Updated: Oct 11
One way or another, we’re all dealing with our own form of trauma. In fact, about 70% of adults in the US have experienced some kind of traumatic event at least once in their lives. That’s a lot of damage! No matter the severity of the trauma, experiencing overwhelming fear and helplessness in extremely stressful circumstances can have permanent effects, going so far as to affect one’s mental, emotional, and physical wellbeing.
What is trauma-informed care?
Because of this, trauma-informed care (TIC) is becoming increasingly important. It’s wrong to assume that everyone who walks into your dental office will have the same level of comfort. On the other hand, treating each patient with a dose of understanding and sensitivity can positively impact the person and their treatment outcomes.
Trauma-informed care recognizes that everyone has experienced trauma in their lives. Whether from adverse childhood experiences, domestic violence, combat history, other traumatic experiences, or even secondary traumatic stress, it acknowledges the symptoms of trauma and the many ways it can impact one’s existence. Using trauma theory concepts helps promote a safe environment of healing and recovery, preventing or reducing the risk of re-traumatizing the patient.
Impact of trauma on health
Many studies point towards trauma having a direct impact on physical health. It is known to lead to chronic health conditions such as depression, cancer, diabetes, or even early death. There is also evidence linking childhood trauma to poor oral health, leading to higher chances of tooth decay and gum disease. This could be because those dealing with trauma are often more likely to engage in risky behaviors that can jeopardize their health, such as neglecting their diet, smoking, or substance abuse, putting even more strain on their overall wellbeing.
When we go through a traumatic experience, our bodies trigger physiological responses to adapt to these events. Unfortunately, we aren’t in control of these responses. Although they are vital to our survival and keeping us safe, sometimes, they can go into overdrive, which becomes more harmful than helpful as time progresses.
Re-traumatization refers to any situation that can trigger an individual’s trauma, conjuring up painful and distressing feelings from the past. It can occur anywhere and is of significant concern since those who are traumatized multiple times frequently experience worse symptoms. Therefore, one of the main reasons for adopting trauma-informed principles is to prevent re-traumatization allowing the healing process to begin.
What are the 5 principles of trauma-informed care?
Five Guiding Principles serve as a roadmap for trauma-informed care so that care systems and providers can know what to do to reduce re-traumatization. The trauma-informed principles are safety, choice, collaboration, trustworthiness, and empowerment.
The very first step of trauma-informed care is to provide assurance that the patient is in good and safe hands. Next, they need to know that the person who will look inside their mouth while it stays wide open for a long time is trustworthy. So, show your patient they can trust you by being mindful of their boundaries and managing their expectations about what will happen.
Be sure to include the patient throughout the consultation by giving them choices on healthcare strategies so that they feel a collaborative effort and are interested in participating throughout the process. Empowering the patient may help them feel more motivated to take the driver’s seat in the management of their own oral hygiene. By making the individual feel at ease, you’ll have the opportunity to build rapport and help them understand the importance of practicing good oral hygiene.

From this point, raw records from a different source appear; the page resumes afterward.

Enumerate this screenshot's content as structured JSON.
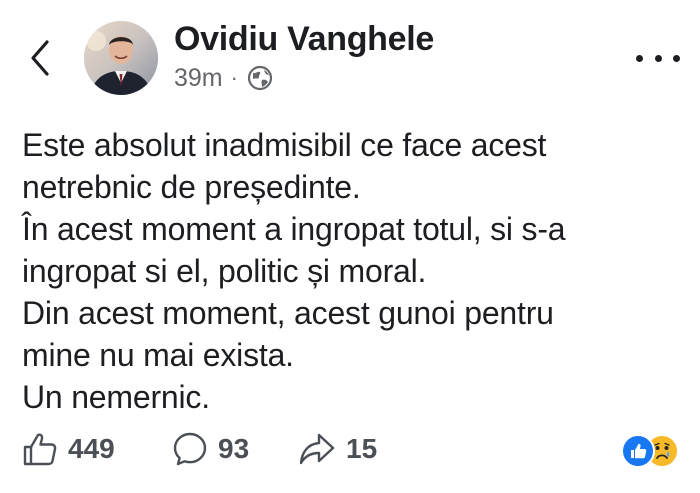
{
  "post": {
    "author": "Ovidiu Vanghele",
    "time": "39m",
    "separator": "·",
    "audience_icon": "globe-icon",
    "body_lines": [
      "Este absolut inadmisibil ce face acest",
      "netrebnic de președinte.",
      "În acest moment a ingropat totul, si s-a",
      "ingropat si el, politic și moral.",
      "Din acest moment, acest gunoi pentru",
      "mine nu mai exista.",
      "Un nemernic."
    ]
  },
  "actions": {
    "likes": "449",
    "comments": "93",
    "shares": "15"
  },
  "reactions": [
    "like-icon",
    "sad-face-icon"
  ],
  "colors": {
    "text": "#1c1e21",
    "secondary": "#65676b",
    "like_blue": "#1877f2",
    "sad_yellow": "#f7b928"
  }
}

Of course, not all patients will willingly disclose their history of trauma to dentists; after all, they are not usually the first person you go to for ranting about your problems. But, some might. Better to be prepared than surprised!
Creating a trauma-informed practice setting

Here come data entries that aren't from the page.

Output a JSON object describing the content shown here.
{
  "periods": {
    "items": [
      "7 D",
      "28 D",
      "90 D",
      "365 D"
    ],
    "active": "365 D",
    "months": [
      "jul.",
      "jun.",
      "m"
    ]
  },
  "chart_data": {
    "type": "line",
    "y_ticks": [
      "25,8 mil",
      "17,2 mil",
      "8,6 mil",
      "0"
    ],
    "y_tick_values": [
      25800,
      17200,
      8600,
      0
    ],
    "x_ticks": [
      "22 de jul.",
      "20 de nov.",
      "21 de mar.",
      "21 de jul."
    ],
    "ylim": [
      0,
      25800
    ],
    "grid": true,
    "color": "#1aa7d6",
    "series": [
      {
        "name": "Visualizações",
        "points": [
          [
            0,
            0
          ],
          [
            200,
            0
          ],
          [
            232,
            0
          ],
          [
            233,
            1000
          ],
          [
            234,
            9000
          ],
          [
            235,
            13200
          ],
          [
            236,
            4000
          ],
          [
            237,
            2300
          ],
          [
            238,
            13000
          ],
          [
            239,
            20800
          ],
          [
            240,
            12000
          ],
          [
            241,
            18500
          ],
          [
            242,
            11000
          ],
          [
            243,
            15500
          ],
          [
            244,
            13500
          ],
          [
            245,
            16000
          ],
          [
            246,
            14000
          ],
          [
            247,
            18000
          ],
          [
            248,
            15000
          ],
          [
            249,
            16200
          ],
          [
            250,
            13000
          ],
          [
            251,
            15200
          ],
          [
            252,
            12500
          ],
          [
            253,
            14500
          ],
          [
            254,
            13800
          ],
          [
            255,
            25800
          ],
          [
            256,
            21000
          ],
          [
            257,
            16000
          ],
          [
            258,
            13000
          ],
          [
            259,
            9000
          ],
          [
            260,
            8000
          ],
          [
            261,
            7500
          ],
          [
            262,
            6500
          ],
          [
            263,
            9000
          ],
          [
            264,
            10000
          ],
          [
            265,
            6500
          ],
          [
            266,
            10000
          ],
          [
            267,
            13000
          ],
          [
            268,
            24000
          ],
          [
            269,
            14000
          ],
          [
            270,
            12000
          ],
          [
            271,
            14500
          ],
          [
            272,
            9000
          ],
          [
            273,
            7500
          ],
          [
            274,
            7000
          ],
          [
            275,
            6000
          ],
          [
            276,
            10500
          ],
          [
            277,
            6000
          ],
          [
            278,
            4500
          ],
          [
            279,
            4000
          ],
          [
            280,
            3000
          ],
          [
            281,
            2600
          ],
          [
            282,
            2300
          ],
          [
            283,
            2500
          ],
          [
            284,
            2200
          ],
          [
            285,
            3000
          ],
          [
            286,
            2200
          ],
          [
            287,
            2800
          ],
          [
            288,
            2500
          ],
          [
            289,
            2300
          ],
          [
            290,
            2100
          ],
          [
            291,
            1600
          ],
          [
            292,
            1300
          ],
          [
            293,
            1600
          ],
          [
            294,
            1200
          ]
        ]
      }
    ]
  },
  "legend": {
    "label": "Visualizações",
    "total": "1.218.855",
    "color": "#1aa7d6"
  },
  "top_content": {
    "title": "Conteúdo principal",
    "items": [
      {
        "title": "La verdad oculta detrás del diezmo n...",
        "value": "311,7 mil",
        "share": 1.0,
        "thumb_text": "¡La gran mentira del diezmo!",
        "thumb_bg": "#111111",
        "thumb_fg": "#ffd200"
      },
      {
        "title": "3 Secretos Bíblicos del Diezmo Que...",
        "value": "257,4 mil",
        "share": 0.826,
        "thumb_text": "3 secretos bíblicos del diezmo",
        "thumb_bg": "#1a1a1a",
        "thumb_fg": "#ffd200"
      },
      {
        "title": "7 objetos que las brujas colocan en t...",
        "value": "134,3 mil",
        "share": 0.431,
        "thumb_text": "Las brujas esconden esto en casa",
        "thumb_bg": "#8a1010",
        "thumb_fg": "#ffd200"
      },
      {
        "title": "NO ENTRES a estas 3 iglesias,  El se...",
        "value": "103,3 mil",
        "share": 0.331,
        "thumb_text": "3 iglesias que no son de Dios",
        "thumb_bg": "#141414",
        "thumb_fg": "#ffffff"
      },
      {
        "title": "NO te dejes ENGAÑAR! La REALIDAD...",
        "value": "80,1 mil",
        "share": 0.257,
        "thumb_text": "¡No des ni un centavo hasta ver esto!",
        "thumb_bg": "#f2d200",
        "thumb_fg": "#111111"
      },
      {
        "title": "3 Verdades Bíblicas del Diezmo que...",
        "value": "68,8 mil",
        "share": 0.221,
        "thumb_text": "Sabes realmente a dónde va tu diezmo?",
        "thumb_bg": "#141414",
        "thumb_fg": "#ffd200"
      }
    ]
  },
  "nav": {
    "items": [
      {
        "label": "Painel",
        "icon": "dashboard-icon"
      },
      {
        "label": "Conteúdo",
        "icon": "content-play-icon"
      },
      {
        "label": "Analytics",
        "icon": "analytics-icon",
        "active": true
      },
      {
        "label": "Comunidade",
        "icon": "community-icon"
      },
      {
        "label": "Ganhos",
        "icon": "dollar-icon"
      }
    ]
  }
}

For trauma-informed care to be effective and sustainable, it must exist not only at the clinical level but also at the organizational level. This allows support systems to be put in place at every corner. I’m talking about cultivating a culture of care and understanding for every staff member so that each patient who enters your clinic feels safe and welcomed. Essentially, you want your patients to know they are in a safe space to ease their already heightened anxiety.
People with trauma often have trust issues and may even fear dental visits. They are often stressed, and many become impatient. If you don’t approach them in an understanding manner, it will likely be the last time they walk through your door and possibly any other dental office, for that matter.
Create awareness amongst all staff members, clinical and non-clinical, from receptionists to security personnel, as they too often have significant interactions with patients. Conduct trauma-informed care training and run trauma-informed coaching sessions for all employees so that they know the direction you are heading, the thinking behind introducing a safe space for those suffering from trauma, and the importance of doing so.
Adopting a trauma-informed practice approach creates an opportunity to engage with patients in a more comfortable and reassuring way. By working to break down any barriers, the patient is more open to listening and accepting medical advice, which results in favorable treatment outcomes.
Basically, for trauma-informed care to work, we simply have to care just a little bit more. After all, it’s our duty since it ultimately leads to better lives for our patients. So, would you consider making some simple changes in your dental clinic to become a trauma-informed care safe environment?